Final Report Summary - DAMONA (Mutation and Recombination in the Cattle Germline: Genomic Analysis and Impact on Fertility)

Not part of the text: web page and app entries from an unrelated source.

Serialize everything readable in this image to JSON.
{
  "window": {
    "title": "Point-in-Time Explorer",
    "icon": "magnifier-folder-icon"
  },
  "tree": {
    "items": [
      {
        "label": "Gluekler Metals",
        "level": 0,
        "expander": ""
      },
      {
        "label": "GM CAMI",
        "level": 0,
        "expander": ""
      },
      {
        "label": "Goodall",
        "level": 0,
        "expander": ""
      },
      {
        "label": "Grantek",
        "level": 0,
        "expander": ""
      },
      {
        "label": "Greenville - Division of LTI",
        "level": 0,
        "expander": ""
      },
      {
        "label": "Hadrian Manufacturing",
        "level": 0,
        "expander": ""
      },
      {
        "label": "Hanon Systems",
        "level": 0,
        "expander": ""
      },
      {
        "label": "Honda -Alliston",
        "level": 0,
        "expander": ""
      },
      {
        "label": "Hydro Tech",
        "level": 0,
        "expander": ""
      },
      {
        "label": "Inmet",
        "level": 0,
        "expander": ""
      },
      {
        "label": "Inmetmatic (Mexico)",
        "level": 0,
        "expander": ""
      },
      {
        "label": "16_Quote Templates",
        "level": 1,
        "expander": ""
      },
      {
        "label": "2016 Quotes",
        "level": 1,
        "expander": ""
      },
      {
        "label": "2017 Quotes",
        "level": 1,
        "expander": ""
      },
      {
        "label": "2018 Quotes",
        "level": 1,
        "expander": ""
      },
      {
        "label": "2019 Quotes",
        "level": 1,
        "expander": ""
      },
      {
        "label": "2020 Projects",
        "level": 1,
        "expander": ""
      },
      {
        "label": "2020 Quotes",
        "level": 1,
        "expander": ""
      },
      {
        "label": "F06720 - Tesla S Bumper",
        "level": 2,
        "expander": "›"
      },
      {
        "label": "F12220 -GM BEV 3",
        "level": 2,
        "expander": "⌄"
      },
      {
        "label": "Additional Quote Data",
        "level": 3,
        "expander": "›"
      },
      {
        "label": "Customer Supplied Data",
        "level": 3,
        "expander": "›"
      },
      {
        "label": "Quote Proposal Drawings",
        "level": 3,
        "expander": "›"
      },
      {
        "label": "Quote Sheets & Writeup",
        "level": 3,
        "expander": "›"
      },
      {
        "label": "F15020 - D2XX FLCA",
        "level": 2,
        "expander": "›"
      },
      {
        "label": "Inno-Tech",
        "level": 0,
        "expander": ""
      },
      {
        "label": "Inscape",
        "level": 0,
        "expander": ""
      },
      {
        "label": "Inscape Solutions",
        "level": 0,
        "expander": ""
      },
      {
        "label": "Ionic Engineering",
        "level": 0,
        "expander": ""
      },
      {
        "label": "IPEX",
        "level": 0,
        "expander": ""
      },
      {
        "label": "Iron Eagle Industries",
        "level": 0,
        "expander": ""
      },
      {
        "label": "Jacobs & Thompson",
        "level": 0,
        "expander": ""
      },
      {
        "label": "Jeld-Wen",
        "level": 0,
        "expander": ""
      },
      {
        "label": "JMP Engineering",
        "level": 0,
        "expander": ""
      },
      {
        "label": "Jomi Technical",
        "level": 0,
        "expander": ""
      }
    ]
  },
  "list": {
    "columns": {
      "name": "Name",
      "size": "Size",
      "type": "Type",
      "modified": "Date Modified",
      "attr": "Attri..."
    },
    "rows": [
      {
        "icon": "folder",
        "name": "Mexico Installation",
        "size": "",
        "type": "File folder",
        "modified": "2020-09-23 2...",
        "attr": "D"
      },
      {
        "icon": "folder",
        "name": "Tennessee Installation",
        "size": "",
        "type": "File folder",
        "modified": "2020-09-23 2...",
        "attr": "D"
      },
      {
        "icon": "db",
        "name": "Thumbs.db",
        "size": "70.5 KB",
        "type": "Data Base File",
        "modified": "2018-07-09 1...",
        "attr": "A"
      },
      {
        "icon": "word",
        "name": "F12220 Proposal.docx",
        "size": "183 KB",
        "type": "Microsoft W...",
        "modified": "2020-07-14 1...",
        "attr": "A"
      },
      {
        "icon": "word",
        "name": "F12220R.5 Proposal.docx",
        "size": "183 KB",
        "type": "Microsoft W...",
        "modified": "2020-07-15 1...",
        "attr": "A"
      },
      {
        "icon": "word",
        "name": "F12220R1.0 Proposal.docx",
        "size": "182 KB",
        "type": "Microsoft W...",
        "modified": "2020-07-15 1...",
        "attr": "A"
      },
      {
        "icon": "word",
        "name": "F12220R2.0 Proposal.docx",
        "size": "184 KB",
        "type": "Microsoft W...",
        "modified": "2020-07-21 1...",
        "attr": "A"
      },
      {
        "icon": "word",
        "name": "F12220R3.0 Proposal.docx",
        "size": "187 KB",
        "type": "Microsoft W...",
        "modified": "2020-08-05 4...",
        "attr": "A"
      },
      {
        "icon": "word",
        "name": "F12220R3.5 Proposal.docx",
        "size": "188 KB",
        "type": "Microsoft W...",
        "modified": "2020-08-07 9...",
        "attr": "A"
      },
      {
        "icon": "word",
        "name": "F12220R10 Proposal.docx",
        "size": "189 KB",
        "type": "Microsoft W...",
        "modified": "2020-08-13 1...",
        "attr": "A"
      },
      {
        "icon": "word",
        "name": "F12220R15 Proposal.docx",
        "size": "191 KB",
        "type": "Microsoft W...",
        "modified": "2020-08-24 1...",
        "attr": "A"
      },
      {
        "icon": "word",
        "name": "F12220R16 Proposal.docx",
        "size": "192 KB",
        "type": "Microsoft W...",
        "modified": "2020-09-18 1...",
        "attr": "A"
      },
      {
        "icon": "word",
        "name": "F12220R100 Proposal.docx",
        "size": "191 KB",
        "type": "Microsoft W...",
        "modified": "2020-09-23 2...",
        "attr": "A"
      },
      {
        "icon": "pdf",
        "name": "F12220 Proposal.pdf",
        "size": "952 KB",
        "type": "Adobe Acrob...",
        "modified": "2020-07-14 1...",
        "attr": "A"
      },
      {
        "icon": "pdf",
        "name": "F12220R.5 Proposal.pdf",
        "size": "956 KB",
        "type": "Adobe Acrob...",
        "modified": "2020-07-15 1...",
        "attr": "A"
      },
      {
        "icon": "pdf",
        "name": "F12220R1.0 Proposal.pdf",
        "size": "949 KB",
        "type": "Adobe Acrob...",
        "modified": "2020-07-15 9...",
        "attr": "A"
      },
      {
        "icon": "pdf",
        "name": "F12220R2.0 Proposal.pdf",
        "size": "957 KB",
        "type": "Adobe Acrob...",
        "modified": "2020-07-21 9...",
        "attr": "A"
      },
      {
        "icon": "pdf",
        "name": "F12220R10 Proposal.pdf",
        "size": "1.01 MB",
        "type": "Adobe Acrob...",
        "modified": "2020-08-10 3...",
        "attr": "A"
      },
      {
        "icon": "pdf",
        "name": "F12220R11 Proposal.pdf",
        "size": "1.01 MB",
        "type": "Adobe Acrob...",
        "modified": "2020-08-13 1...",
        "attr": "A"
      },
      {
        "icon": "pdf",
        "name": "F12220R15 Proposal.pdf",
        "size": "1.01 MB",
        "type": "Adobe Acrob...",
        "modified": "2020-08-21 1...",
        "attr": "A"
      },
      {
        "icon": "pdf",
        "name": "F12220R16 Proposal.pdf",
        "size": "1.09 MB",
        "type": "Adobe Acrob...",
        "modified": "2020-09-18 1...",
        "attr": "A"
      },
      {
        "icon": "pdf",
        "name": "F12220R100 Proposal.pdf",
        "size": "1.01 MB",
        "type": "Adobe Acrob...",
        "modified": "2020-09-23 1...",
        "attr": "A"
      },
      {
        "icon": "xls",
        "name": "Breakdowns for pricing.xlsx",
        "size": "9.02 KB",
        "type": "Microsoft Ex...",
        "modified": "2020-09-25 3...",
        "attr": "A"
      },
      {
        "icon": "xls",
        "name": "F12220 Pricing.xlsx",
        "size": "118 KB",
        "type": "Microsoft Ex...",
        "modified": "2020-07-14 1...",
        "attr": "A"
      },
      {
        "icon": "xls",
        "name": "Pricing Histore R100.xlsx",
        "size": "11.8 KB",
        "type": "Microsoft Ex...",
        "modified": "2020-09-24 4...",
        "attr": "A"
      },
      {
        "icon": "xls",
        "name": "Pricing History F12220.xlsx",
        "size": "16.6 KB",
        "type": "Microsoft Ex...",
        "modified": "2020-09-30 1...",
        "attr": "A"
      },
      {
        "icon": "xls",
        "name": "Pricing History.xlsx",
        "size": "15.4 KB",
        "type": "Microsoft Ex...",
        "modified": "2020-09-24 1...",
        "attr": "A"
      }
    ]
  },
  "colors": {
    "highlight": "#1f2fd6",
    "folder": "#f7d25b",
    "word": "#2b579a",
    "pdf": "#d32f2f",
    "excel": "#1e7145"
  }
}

The DAMONA project aimed at studying the fundamental biological process of recombination and de novo mutation (DNM) in the germ line of the cow, an economically important livestock species. DAMONA has and continues to deliver in both fundamental and applied science. Among the most striking scientific discoveries of the project is the realization that the very first cell divisions during embryonic development are particularly prone to mutation. As a result, individuals are mosaic for a much higher proportion of DNM than previously assumed. This could, if it translates to human, have a major impact on the risk for siblings of patients having inherited pathogenic DNMs. DAMONA has identified tens of embryonic lethal (EL) mutations that are negatively impacting fertility in cattle and this information can now be used by breeders to avoid at-risk matings between parents carrying the same EL. DAMONA has identified thousands of disruptive coding mutations which have already been genotyped in tens of thousands of animals. The impact of this information on the accuracy of "genomic selection" (the routine use of DNA diagnostics to identify the genetically superior parents for the next generation) is presently being evaluated. Finally, advances accrued through DAMONA, and information provided by the DAMONA dataset (whole genome sequence information from 750 animals), have allowed the development of a novel method for the identification of cows with subclinical mastitis by shallow whole genome sequencing of DNA extracted from the farm's milk tank, and this method is presently being deployed in the field.